    1. 1. The Rise of the Machines UAS Implications for Remote Sensing and National Policy Mike Tully President & CEO Aerial Services, Inc. Iowa
    2. 2. Today’s EMS UAS Olaeris AEVA
    3. 3. Right to Privacy We the People 4th Amendment: The right of the people 4th Amendment: The right of the people to be secure in their persons, houses, papers, to be secure in their persons, houses, papers, and effects, against unreasonable searches and and effects, against unreasonable searches and seizures, shall not be violated. seizures, shall not be violated.
    4. 4. Location, Location, Location Garmin GPS Tracking, $300
    5. 5. Orthophotography Lat/Long with each pixel
    6. 6. Privacy versus Right to Know
    7. 7. The Internet
    8. 8. Flying Swarms
    9. 9. Think Small
    10. 10. Think Highly Automated
    11. 11. Think Capable
    12. 12. Think Big! with mind boggling specializations and capabilities
    13. 13. Think Applications
    14. 14. Flying, Mapping Robots
    15. 15. Summary Be heard! Get involved.

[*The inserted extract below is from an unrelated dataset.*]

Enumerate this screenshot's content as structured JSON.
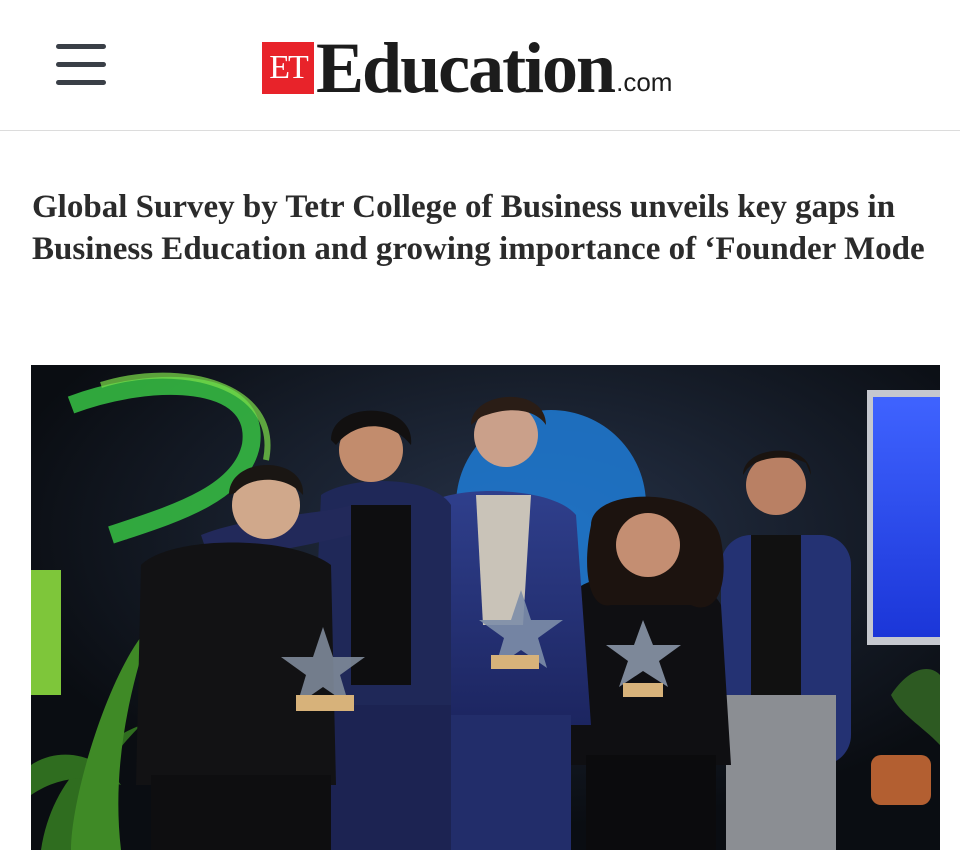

    16. 16. More Info Parts 1 & 2 of “Rise of the Machines” & Much more @AerialServices @Tullymike